Extracted information:
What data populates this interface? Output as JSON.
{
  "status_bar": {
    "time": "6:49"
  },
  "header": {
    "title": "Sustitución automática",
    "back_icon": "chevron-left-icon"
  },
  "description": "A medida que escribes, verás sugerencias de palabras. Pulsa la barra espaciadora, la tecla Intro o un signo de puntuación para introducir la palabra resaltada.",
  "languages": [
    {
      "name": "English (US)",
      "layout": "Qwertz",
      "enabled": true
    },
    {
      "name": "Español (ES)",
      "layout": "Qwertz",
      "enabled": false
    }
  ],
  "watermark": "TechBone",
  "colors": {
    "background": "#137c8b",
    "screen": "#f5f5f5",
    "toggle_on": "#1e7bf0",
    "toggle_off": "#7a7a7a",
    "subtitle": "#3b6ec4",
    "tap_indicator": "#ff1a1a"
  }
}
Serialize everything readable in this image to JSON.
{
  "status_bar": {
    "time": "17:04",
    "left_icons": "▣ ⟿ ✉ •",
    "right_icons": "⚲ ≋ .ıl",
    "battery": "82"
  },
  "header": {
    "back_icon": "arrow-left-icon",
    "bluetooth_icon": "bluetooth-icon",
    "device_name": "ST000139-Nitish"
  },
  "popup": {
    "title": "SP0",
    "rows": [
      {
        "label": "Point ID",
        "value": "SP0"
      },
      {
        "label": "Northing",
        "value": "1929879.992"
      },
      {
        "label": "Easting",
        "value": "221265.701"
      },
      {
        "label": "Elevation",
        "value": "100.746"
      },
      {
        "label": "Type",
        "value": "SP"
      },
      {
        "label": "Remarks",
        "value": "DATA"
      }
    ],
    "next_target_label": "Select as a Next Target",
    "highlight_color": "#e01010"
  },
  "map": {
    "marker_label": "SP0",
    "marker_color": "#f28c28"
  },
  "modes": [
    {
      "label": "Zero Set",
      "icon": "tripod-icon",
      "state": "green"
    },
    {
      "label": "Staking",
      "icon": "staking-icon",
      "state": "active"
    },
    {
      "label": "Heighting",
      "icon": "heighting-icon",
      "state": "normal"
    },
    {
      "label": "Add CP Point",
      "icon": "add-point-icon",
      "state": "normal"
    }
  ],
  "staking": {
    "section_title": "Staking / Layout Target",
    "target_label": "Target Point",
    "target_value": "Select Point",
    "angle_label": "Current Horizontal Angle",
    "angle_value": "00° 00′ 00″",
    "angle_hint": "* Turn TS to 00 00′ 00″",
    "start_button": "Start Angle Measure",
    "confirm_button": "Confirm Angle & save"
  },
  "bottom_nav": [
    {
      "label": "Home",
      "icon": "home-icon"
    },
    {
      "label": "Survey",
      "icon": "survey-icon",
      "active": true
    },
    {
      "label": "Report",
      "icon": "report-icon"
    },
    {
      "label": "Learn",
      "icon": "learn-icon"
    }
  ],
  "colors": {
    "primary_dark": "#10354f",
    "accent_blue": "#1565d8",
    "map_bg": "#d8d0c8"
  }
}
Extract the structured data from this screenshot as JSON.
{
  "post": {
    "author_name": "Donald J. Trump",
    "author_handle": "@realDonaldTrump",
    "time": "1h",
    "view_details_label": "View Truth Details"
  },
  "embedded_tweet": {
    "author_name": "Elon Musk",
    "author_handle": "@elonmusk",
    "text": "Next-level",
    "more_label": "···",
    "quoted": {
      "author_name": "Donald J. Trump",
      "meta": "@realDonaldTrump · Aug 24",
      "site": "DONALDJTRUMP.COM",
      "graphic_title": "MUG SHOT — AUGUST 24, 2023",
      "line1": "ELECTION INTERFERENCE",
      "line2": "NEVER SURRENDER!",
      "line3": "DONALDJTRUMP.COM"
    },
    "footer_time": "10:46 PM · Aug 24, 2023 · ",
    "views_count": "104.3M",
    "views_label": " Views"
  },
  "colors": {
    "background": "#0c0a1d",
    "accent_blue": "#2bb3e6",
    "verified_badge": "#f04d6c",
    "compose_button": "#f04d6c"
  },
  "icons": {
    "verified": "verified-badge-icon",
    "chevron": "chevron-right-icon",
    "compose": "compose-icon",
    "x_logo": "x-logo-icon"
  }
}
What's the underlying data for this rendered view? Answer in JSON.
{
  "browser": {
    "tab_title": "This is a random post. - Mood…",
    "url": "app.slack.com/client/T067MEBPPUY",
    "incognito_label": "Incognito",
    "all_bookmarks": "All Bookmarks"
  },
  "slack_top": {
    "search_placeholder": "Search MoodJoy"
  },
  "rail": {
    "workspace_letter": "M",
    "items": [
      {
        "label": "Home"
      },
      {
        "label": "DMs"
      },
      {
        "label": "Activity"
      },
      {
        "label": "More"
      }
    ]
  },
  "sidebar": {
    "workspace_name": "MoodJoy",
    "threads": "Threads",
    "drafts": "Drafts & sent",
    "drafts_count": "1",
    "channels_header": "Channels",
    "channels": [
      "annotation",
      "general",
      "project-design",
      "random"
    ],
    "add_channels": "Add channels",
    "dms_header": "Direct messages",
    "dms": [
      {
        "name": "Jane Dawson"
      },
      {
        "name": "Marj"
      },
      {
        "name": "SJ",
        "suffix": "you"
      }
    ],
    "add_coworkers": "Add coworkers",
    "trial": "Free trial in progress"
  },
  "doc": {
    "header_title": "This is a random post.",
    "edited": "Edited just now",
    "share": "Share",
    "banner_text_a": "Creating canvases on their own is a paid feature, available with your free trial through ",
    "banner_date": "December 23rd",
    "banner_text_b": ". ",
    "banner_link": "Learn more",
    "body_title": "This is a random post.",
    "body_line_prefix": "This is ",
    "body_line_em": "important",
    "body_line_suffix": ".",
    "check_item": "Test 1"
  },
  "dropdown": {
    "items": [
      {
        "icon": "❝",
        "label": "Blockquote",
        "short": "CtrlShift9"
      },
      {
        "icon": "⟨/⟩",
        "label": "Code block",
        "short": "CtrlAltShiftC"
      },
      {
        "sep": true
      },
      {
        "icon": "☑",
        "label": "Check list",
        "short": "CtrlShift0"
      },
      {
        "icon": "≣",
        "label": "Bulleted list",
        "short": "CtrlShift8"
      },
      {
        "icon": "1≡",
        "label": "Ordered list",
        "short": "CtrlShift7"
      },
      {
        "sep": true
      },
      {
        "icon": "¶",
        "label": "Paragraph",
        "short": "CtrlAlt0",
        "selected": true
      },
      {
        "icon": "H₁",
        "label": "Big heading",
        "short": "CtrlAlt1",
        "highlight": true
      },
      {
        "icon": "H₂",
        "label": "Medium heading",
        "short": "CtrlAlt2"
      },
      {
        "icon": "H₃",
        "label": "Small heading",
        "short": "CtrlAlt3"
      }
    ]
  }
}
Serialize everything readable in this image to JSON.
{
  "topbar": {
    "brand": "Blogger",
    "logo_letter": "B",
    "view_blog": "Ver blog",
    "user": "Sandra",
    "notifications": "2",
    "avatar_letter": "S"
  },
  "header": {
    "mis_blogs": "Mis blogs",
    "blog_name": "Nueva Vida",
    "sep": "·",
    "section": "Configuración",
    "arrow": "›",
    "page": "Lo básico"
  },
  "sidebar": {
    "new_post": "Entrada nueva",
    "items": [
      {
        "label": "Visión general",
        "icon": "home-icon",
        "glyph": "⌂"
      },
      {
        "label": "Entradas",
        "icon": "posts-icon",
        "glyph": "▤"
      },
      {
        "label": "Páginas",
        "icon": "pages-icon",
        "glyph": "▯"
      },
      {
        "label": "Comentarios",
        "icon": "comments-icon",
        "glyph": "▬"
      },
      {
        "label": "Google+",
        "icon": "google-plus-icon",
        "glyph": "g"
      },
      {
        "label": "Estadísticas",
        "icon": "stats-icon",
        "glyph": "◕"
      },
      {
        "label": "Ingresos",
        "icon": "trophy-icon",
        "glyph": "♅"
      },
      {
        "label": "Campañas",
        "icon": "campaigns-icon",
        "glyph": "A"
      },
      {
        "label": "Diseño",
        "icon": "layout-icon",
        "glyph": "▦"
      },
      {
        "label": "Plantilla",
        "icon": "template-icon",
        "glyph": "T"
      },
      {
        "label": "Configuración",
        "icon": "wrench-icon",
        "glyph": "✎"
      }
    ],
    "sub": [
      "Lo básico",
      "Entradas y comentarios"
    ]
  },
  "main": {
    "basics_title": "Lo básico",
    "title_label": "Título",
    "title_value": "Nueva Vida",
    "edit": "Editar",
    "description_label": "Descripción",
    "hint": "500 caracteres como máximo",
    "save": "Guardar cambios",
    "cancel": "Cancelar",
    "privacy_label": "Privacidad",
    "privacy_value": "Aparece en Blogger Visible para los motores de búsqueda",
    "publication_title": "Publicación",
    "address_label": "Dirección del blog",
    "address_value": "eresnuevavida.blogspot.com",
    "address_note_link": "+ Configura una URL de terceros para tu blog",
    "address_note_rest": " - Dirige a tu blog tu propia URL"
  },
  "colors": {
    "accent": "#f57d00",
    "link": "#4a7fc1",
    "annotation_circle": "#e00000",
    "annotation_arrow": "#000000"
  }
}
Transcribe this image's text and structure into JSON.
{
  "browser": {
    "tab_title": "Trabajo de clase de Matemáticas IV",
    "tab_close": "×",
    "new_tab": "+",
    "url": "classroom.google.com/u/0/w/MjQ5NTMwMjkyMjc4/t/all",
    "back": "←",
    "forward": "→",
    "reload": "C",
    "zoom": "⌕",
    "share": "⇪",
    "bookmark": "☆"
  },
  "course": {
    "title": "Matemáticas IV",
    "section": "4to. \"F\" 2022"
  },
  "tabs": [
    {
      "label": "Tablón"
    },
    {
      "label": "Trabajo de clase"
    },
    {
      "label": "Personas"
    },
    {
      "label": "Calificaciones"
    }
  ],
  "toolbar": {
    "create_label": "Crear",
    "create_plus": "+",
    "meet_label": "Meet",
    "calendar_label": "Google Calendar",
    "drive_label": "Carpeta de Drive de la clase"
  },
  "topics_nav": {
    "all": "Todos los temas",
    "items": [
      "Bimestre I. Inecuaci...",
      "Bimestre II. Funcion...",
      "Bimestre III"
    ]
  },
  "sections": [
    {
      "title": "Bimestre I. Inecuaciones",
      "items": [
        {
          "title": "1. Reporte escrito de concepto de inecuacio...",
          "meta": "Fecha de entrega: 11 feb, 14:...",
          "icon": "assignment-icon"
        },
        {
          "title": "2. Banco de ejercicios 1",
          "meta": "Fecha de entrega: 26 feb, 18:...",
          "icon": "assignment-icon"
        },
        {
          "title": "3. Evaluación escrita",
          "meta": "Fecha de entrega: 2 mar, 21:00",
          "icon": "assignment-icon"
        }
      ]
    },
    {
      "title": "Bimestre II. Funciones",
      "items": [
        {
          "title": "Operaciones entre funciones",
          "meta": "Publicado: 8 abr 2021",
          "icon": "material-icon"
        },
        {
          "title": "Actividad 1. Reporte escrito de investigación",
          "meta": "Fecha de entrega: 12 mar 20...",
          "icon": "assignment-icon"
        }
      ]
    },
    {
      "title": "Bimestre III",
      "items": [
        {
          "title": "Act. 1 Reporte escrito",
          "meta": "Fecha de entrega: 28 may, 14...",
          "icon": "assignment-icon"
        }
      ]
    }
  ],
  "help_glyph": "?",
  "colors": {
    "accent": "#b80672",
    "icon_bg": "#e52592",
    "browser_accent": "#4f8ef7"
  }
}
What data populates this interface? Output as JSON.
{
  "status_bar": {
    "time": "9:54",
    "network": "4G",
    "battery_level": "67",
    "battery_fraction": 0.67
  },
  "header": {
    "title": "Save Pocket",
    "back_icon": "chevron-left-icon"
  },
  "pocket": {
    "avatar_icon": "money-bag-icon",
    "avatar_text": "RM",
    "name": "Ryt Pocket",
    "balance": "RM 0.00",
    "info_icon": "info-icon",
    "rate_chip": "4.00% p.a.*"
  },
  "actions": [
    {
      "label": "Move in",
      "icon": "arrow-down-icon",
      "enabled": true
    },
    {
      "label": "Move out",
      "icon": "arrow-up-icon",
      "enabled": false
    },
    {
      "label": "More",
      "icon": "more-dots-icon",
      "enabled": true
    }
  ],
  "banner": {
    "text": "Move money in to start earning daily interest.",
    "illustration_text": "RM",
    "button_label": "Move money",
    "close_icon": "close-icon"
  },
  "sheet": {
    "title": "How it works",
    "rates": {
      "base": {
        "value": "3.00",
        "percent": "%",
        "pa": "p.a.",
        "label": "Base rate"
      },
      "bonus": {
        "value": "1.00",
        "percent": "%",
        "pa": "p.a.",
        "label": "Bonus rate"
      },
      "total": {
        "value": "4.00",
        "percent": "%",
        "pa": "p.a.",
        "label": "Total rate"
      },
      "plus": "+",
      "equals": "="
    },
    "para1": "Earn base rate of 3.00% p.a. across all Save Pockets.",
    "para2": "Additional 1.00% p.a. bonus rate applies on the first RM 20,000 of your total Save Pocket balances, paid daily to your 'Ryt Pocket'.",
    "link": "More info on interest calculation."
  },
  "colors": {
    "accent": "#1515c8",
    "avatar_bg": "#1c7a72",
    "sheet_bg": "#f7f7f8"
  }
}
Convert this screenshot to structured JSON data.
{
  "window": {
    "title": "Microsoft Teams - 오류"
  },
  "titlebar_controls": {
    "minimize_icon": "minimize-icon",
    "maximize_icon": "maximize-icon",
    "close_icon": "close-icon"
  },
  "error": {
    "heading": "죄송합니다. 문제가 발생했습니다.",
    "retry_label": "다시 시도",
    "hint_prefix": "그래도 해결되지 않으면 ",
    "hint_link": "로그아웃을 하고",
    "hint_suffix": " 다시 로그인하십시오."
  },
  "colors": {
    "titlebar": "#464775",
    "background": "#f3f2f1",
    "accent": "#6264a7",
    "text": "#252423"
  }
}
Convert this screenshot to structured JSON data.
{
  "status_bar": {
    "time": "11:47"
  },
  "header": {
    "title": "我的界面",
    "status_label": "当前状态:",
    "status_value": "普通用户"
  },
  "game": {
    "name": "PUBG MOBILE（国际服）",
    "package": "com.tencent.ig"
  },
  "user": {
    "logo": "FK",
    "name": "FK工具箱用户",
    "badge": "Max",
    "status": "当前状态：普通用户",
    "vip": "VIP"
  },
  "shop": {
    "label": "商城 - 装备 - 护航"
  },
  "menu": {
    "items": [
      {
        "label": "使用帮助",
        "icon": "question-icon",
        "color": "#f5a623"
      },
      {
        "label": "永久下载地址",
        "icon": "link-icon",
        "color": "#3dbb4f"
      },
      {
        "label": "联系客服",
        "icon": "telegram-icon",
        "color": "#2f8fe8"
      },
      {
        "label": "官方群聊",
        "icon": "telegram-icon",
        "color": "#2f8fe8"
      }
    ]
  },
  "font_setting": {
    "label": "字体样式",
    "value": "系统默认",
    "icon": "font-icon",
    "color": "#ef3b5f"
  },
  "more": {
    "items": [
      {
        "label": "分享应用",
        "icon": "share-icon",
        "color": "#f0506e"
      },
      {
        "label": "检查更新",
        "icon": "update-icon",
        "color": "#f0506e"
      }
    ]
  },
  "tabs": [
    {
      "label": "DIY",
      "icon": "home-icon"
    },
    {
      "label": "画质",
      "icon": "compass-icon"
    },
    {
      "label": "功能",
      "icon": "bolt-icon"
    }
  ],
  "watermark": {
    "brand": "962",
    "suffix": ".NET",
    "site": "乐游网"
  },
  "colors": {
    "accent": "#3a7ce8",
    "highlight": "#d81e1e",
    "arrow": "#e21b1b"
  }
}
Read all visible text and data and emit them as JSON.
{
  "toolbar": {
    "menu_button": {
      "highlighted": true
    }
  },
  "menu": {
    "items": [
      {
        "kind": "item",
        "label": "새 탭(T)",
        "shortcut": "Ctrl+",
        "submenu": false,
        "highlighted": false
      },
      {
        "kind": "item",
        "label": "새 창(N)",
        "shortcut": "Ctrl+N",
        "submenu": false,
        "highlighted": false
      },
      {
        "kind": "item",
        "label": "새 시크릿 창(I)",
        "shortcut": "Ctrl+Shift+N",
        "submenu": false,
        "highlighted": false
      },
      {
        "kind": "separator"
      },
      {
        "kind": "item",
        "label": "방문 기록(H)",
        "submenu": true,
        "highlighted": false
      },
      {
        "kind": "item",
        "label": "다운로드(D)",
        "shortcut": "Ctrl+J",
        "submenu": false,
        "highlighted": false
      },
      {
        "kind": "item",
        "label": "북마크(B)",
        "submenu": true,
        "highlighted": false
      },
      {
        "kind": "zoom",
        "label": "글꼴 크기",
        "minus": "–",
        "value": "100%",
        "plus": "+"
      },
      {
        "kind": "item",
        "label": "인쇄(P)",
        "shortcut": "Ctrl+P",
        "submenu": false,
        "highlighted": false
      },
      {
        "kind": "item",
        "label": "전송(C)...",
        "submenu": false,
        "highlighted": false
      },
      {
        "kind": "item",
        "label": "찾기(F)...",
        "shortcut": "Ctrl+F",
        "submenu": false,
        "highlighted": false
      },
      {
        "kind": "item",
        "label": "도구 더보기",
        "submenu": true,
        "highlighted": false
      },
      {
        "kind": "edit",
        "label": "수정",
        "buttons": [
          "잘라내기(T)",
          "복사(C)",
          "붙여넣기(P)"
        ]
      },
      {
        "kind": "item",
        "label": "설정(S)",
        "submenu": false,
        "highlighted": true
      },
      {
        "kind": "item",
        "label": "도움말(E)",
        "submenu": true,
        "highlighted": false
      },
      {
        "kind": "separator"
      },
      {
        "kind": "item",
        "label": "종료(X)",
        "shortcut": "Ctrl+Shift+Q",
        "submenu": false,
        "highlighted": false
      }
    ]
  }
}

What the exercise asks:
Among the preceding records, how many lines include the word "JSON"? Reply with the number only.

Exercise solution:
10